━━ THE RECORDS ━━

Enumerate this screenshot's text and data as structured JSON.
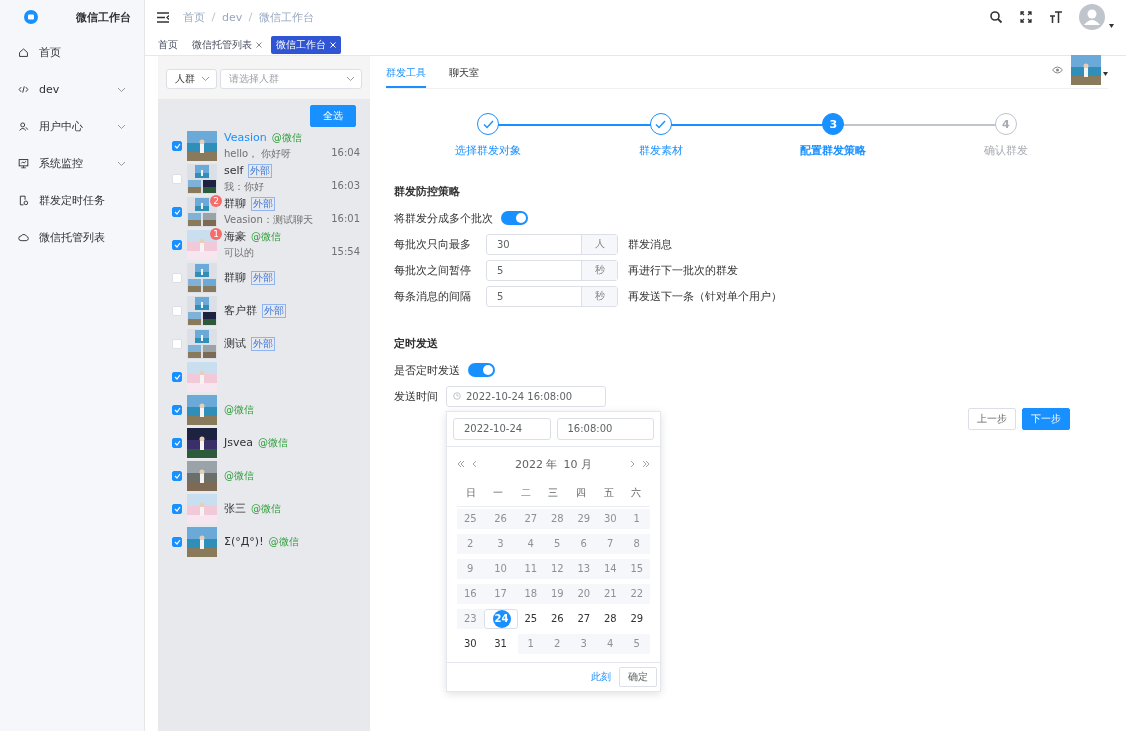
{
  "app": {
    "title": "微信工作台"
  },
  "sidebar": {
    "items": [
      {
        "label": "首页",
        "expandable": false
      },
      {
        "label": "dev",
        "expandable": true
      },
      {
        "label": "用户中心",
        "expandable": true
      },
      {
        "label": "系统监控",
        "expandable": true
      },
      {
        "label": "群发定时任务",
        "expandable": false
      },
      {
        "label": "微信托管列表",
        "expandable": false
      }
    ]
  },
  "breadcrumb": [
    "首页",
    "dev",
    "微信工作台"
  ],
  "tags": [
    {
      "label": "首页",
      "closable": false,
      "selected": false
    },
    {
      "label": "微信托管列表",
      "closable": true,
      "selected": false
    },
    {
      "label": "微信工作台",
      "closable": true,
      "selected": true
    }
  ],
  "filter": {
    "type": "人群",
    "placeholder": "请选择人群"
  },
  "select_all": "全选",
  "contacts": [
    {
      "name": "Veasion",
      "tag": {
        "text": "@微信",
        "kind": "wechat"
      },
      "preview": "hello， 你好呀",
      "time": "16:04",
      "checked": true,
      "selected": true,
      "group": false
    },
    {
      "name": "self",
      "tag": {
        "text": "外部",
        "kind": "external"
      },
      "preview": "我：你好",
      "time": "16:03",
      "checked": false,
      "selected": false,
      "group": true
    },
    {
      "name": "群聊",
      "tag": {
        "text": "外部",
        "kind": "external"
      },
      "preview": "Veasion：测试聊天",
      "time": "16:01",
      "checked": true,
      "selected": false,
      "badge": "2",
      "group": true
    },
    {
      "name": "海豪",
      "tag": {
        "text": "@微信",
        "kind": "wechat"
      },
      "preview": "可以的",
      "time": "15:54",
      "checked": true,
      "selected": false,
      "badge": "1",
      "group": false
    },
    {
      "name": "群聊",
      "tag": {
        "text": "外部",
        "kind": "external"
      },
      "checked": false,
      "selected": false,
      "group": true
    },
    {
      "name": "客户群",
      "tag": {
        "text": "外部",
        "kind": "external"
      },
      "checked": false,
      "selected": false,
      "group": true
    },
    {
      "name": "测试",
      "tag": {
        "text": "外部",
        "kind": "external"
      },
      "checked": false,
      "selected": false,
      "group": true
    },
    {
      "checked": true,
      "group": false
    },
    {
      "tag": {
        "text": "@微信",
        "kind": "wechat"
      },
      "checked": true,
      "group": false
    },
    {
      "name": "Jsvea",
      "tag": {
        "text": "@微信",
        "kind": "wechat"
      },
      "checked": true,
      "selected": false,
      "group": false
    },
    {
      "tag": {
        "text": "@微信",
        "kind": "wechat"
      },
      "checked": true,
      "group": false
    },
    {
      "name": "张三",
      "tag": {
        "text": "@微信",
        "kind": "wechat"
      },
      "checked": true,
      "selected": false,
      "group": false
    },
    {
      "name": "Σ(°Д°)!",
      "tag": {
        "text": "@微信",
        "kind": "wechat"
      },
      "checked": true,
      "selected": false,
      "group": false
    }
  ],
  "tabs": [
    {
      "label": "群发工具",
      "selected": true
    },
    {
      "label": "聊天室",
      "selected": false
    }
  ],
  "steps": [
    {
      "label": "选择群发对象",
      "completed": true,
      "selected": false
    },
    {
      "label": "群发素材",
      "completed": true,
      "selected": false
    },
    {
      "label": "配置群发策略",
      "completed": false,
      "selected": true,
      "number": "3"
    },
    {
      "label": "确认群发",
      "completed": false,
      "selected": false,
      "number": "4"
    }
  ],
  "strategy": {
    "title": "群发防控策略",
    "split_label": "将群发分成多个批次",
    "split_on": true,
    "rows": [
      {
        "label": "每批次只向最多",
        "value": "30",
        "unit": "人",
        "suffix": "群发消息"
      },
      {
        "label": "每批次之间暂停",
        "value": "5",
        "unit": "秒",
        "suffix": "再进行下一批次的群发"
      },
      {
        "label": "每条消息的间隔",
        "value": "5",
        "unit": "秒",
        "suffix": "再发送下一条（针对单个用户）"
      }
    ]
  },
  "schedule": {
    "title": "定时发送",
    "toggle_label": "是否定时发送",
    "on": true,
    "time_label": "发送时间",
    "time_value": "2022-10-24 16:08:00"
  },
  "picker": {
    "date": "2022-10-24",
    "time": "16:08:00",
    "year": "2022 年",
    "month": "10 月",
    "weekdays": [
      "日",
      "一",
      "二",
      "三",
      "四",
      "五",
      "六"
    ],
    "days": [
      {
        "label": "25",
        "disabled": true,
        "selected": false
      },
      {
        "label": "26",
        "disabled": true,
        "selected": false
      },
      {
        "label": "27",
        "disabled": true,
        "selected": false
      },
      {
        "label": "28",
        "disabled": true,
        "selected": false
      },
      {
        "label": "29",
        "disabled": true,
        "selected": false
      },
      {
        "label": "30",
        "disabled": true,
        "selected": false
      },
      {
        "label": "1",
        "disabled": true,
        "selected": false
      },
      {
        "label": "2",
        "disabled": true,
        "selected": false
      },
      {
        "label": "3",
        "disabled": true,
        "selected": false
      },
      {
        "label": "4",
        "disabled": true,
        "selected": false
      },
      {
        "label": "5",
        "disabled": true,
        "selected": false
      },
      {
        "label": "6",
        "disabled": true,
        "selected": false
      },
      {
        "label": "7",
        "disabled": true,
        "selected": false
      },
      {
        "label": "8",
        "disabled": true,
        "selected": false
      },
      {
        "label": "9",
        "disabled": true,
        "selected": false
      },
      {
        "label": "10",
        "disabled": true,
        "selected": false
      },
      {
        "label": "11",
        "disabled": true,
        "selected": false
      },
      {
        "label": "12",
        "disabled": true,
        "selected": false
      },
      {
        "label": "13",
        "disabled": true,
        "selected": false
      },
      {
        "label": "14",
        "disabled": true,
        "selected": false
      },
      {
        "label": "15",
        "disabled": true,
        "selected": false
      },
      {
        "label": "16",
        "disabled": true,
        "selected": false
      },
      {
        "label": "17",
        "disabled": true,
        "selected": false
      },
      {
        "label": "18",
        "disabled": true,
        "selected": false
      },
      {
        "label": "19",
        "disabled": true,
        "selected": false
      },
      {
        "label": "20",
        "disabled": true,
        "selected": false
      },
      {
        "label": "21",
        "disabled": true,
        "selected": false
      },
      {
        "label": "22",
        "disabled": true,
        "selected": false
      },
      {
        "label": "23",
        "disabled": true,
        "selected": false
      },
      {
        "label": "24",
        "disabled": false,
        "selected": true
      },
      {
        "label": "25",
        "disabled": false,
        "selected": false
      },
      {
        "label": "26",
        "disabled": false,
        "selected": false
      },
      {
        "label": "27",
        "disabled": false,
        "selected": false
      },
      {
        "label": "28",
        "disabled": false,
        "selected": false
      },
      {
        "label": "29",
        "disabled": false,
        "selected": false
      },
      {
        "label": "30",
        "disabled": false,
        "selected": false
      },
      {
        "label": "31",
        "disabled": false,
        "selected": false
      },
      {
        "label": "1",
        "disabled": true,
        "selected": false
      },
      {
        "label": "2",
        "disabled": true,
        "selected": false
      },
      {
        "label": "3",
        "disabled": true,
        "selected": false
      },
      {
        "label": "4",
        "disabled": true,
        "selected": false
      },
      {
        "label": "5",
        "disabled": true,
        "selected": false
      }
    ],
    "now": "此刻",
    "confirm": "确定"
  },
  "buttons": [
    {
      "label": "上一步",
      "primary": false
    },
    {
      "label": "下一步",
      "primary": true
    }
  ]
}
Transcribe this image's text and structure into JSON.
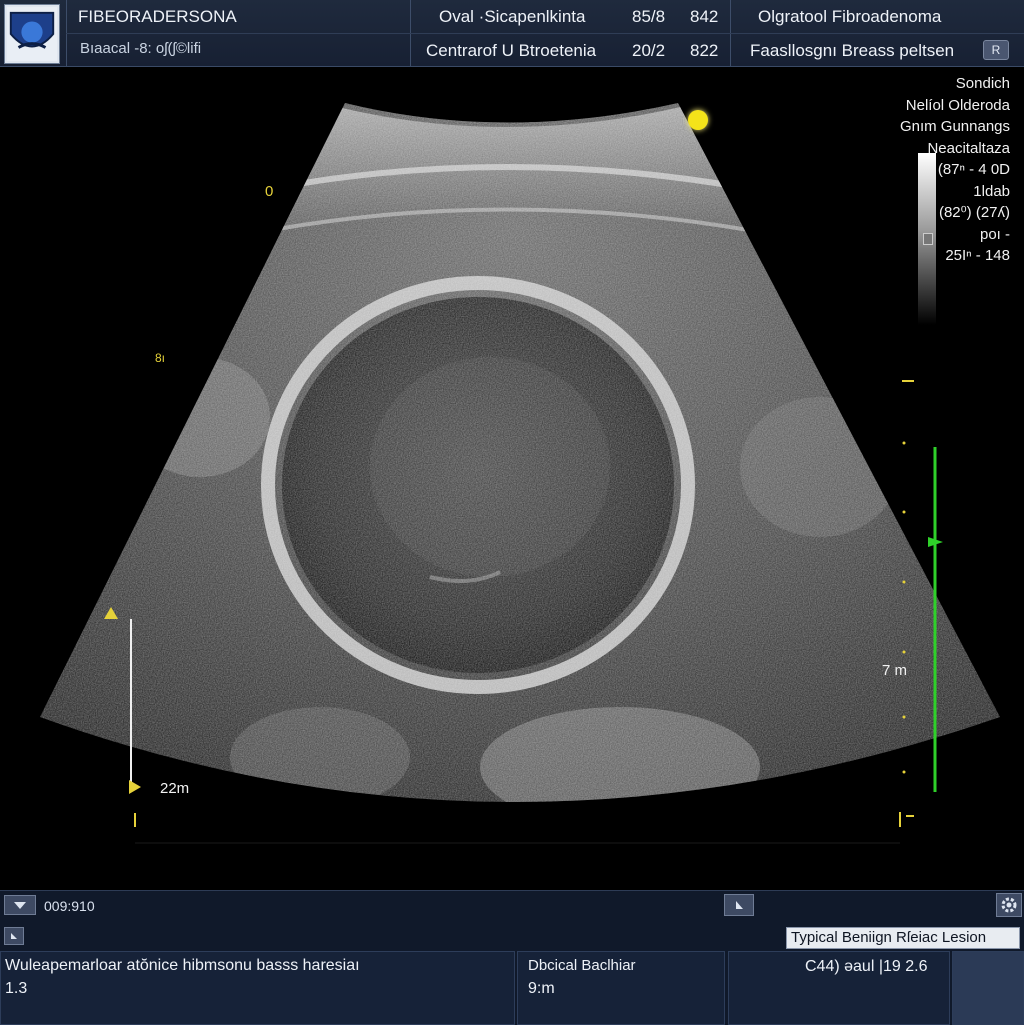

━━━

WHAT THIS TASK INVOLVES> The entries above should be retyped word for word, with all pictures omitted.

ANSWER TO THIS PROBLEM>
Enumerate this screenshot's text and data as structured JSON.
{
  "app": {
    "title": "微信工作台"
  },
  "sidebar": {
    "items": [
      {
        "label": "首页",
        "expandable": false
      },
      {
        "label": "dev",
        "expandable": true
      },
      {
        "label": "用户中心",
        "expandable": true
      },
      {
        "label": "系统监控",
        "expandable": true
      },
      {
        "label": "群发定时任务",
        "expandable": false
      },
      {
        "label": "微信托管列表",
        "expandable": false
      }
    ]
  },
  "breadcrumb": [
    "首页",
    "dev",
    "微信工作台"
  ],
  "tags": [
    {
      "label": "首页",
      "closable": false,
      "selected": false
    },
    {
      "label": "微信托管列表",
      "closable": true,
      "selected": false
    },
    {
      "label": "微信工作台",
      "closable": true,
      "selected": true
    }
  ],
  "filter": {
    "type": "人群",
    "placeholder": "请选择人群"
  },
  "select_all": "全选",
  "contacts": [
    {
      "name": "Veasion",
      "tag": {
        "text": "@微信",
        "kind": "wechat"
      },
      "preview": "hello， 你好呀",
      "time": "16:04",
      "checked": true,
      "selected": true,
      "group": false
    },
    {
      "name": "self",
      "tag": {
        "text": "外部",
        "kind": "external"
      },
      "preview": "我：你好",
      "time": "16:03",
      "checked": false,
      "selected": false,
      "group": true
    },
    {
      "name": "群聊",
      "tag": {
        "text": "外部",
        "kind": "external"
      },
      "preview": "Veasion：测试聊天",
      "time": "16:01",
      "checked": true,
      "selected": false,
      "badge": "2",
      "group": true
    },
    {
      "name": "海豪",
      "tag": {
        "text": "@微信",
        "kind": "wechat"
      },
      "preview": "可以的",
      "time": "15:54",
      "checked": true,
      "selected": false,
      "badge": "1",
      "group": false
    },
    {
      "name": "群聊",
      "tag": {
        "text": "外部",
        "kind": "external"
      },
      "checked": false,
      "selected": false,
      "group": true
    },
    {
      "name": "客户群",
      "tag": {
        "text": "外部",
        "kind": "external"
      },
      "checked": false,
      "selected": false,
      "group": true
    },
    {
      "name": "测试",
      "tag": {
        "text": "外部",
        "kind": "external"
      },
      "checked": false,
      "selected": false,
      "group": true
    },
    {
      "checked": true,
      "group": false
    },
    {
      "tag": {
        "text": "@微信",
        "kind": "wechat"
      },
      "checked": true,
      "group": false
    },
    {
      "name": "Jsvea",
      "tag": {
        "text": "@微信",
        "kind": "wechat"
      },
      "checked": true,
      "selected": false,
      "group": false
    },
    {
      "tag": {
        "text": "@微信",
        "kind": "wechat"
      },
      "checked": true,
      "group": false
    },
    {
      "name": "张三",
      "tag": {
        "text": "@微信",
        "kind": "wechat"
      },
      "checked": true,
      "selected": false,
      "group": false
    },
    {
      "name": "Σ(°Д°)!",
      "tag": {
        "text": "@微信",
        "kind": "wechat"
      },
      "checked": true,
      "selected": false,
      "group": false
    }
  ],
  "tabs": [
    {
      "label": "群发工具",
      "selected": true
    },
    {
      "label": "聊天室",
      "selected": false
    }
  ],
  "steps": [
    {
      "label": "选择群发对象",
      "completed": true,
      "selected": false
    },
    {
      "label": "群发素材",
      "completed": true,
      "selected": false
    },
    {
      "label": "配置群发策略",
      "completed": false,
      "selected": true,
      "number": "3"
    },
    {
      "label": "确认群发",
      "completed": false,
      "selected": false,
      "number": "4"
    }
  ],
  "strategy": {
    "title": "群发防控策略",
    "split_label": "将群发分成多个批次",
    "split_on": true,
    "rows": [
      {
        "label": "每批次只向最多",
        "value": "30",
        "unit": "人",
        "suffix": "群发消息"
      },
      {
        "label": "每批次之间暂停",
        "value": "5",
        "unit": "秒",
        "suffix": "再进行下一批次的群发"
      },
      {
        "label": "每条消息的间隔",
        "value": "5",
        "unit": "秒",
        "suffix": "再发送下一条（针对单个用户）"
      }
    ]
  },
  "schedule": {
    "title": "定时发送",
    "toggle_label": "是否定时发送",
    "on": true,
    "time_label": "发送时间",
    "time_value": "2022-10-24 16:08:00"
  },
  "picker": {
    "date": "2022-10-24",
    "time": "16:08:00",
    "year": "2022 年",
    "month": "10 月",
    "weekdays": [
      "日",
      "一",
      "二",
      "三",
      "四",
      "五",
      "六"
    ],
    "days": [
      {
        "label": "25",
        "disabled": true,
        "selected": false
      },
      {
        "label": "26",
        "disabled": true,
        "selected": false
      },
      {
        "label": "27",
        "disabled": true,
        "selected": false
      },
      {
        "label": "28",
        "disabled": true,
        "selected": false
      },
      {
        "label": "29",
        "disabled": true,
        "selected": false
      },
      {
        "label": "30",
        "disabled": true,
        "selected": false
      },
      {
        "label": "1",
        "disabled": true,
        "selected": false
      },
      {
        "label": "2",
        "disabled": true,
        "selected": false
      },
      {
        "label": "3",
        "disabled": true,
        "selected": false
      },
      {
        "label": "4",
        "disabled": true,
        "selected": false
      },
      {
        "label": "5",
        "disabled": true,
        "selected": false
      },
      {
        "label": "6",
        "disabled": true,
        "selected": false
      },
      {
        "label": "7",
        "disabled": true,
        "selected": false
      },
      {
        "label": "8",
        "disabled": true,
        "selected": false
      },
      {
        "label": "9",
        "disabled": true,
        "selected": false
      },
      {
        "label": "10",
        "disabled": true,
        "selected": false
      },
      {
        "label": "11",
        "disabled": true,
        "selected": false
      },
      {
        "label": "12",
        "disabled": true,
        "selected": false
      },
      {
        "label": "13",
        "disabled": true,
        "selected": false
      },
      {
        "label": "14",
        "disabled": true,
        "selected": false
      },
      {
        "label": "15",
        "disabled": true,
        "selected": false
      },
      {
        "label": "16",
        "disabled": true,
        "selected": false
      },
      {
        "label": "17",
        "disabled": true,
        "selected": false
      },
      {
        "label": "18",
        "disabled": true,
        "selected": false
      },
      {
        "label": "19",
        "disabled": true,
        "selected": false
      },
      {
        "label": "20",
        "disabled": true,
        "selected": false
      },
      {
        "label": "21",
        "disabled": true,
        "selected": false
      },
      {
        "label": "22",
        "disabled": true,
        "selected": false
      },
      {
        "label": "23",
        "disabled": true,
        "selected": false
      },
      {
        "label": "24",
        "disabled": false,
        "selected": true
      },
      {
        "label": "25",
        "disabled": false,
        "selected": false
      },
      {
        "label": "26",
        "disabled": false,
        "selected": false
      },
      {
        "label": "27",
        "disabled": false,
        "selected": false
      },
      {
        "label": "28",
        "disabled": false,
        "selected": false
      },
      {
        "label": "29",
        "disabled": false,
        "selected": false
      },
      {
        "label": "30",
        "disabled": false,
        "selected": false
      },
      {
        "label": "31",
        "disabled": false,
        "selected": false
      },
      {
        "label": "1",
        "disabled": true,
        "selected": false
      },
      {
        "label": "2",
        "disabled": true,
        "selected": false
      },
      {
        "label": "3",
        "disabled": true,
        "selected": false
      },
      {
        "label": "4",
        "disabled": true,
        "selected": false
      },
      {
        "label": "5",
        "disabled": true,
        "selected": false
      }
    ],
    "now": "此刻",
    "confirm": "确定"
  },
  "buttons": [
    {
      "label": "上一步",
      "primary": false
    },
    {
      "label": "下一步",
      "primary": true
    }
  ]
}
Transcribe this image's text and structure into JSON.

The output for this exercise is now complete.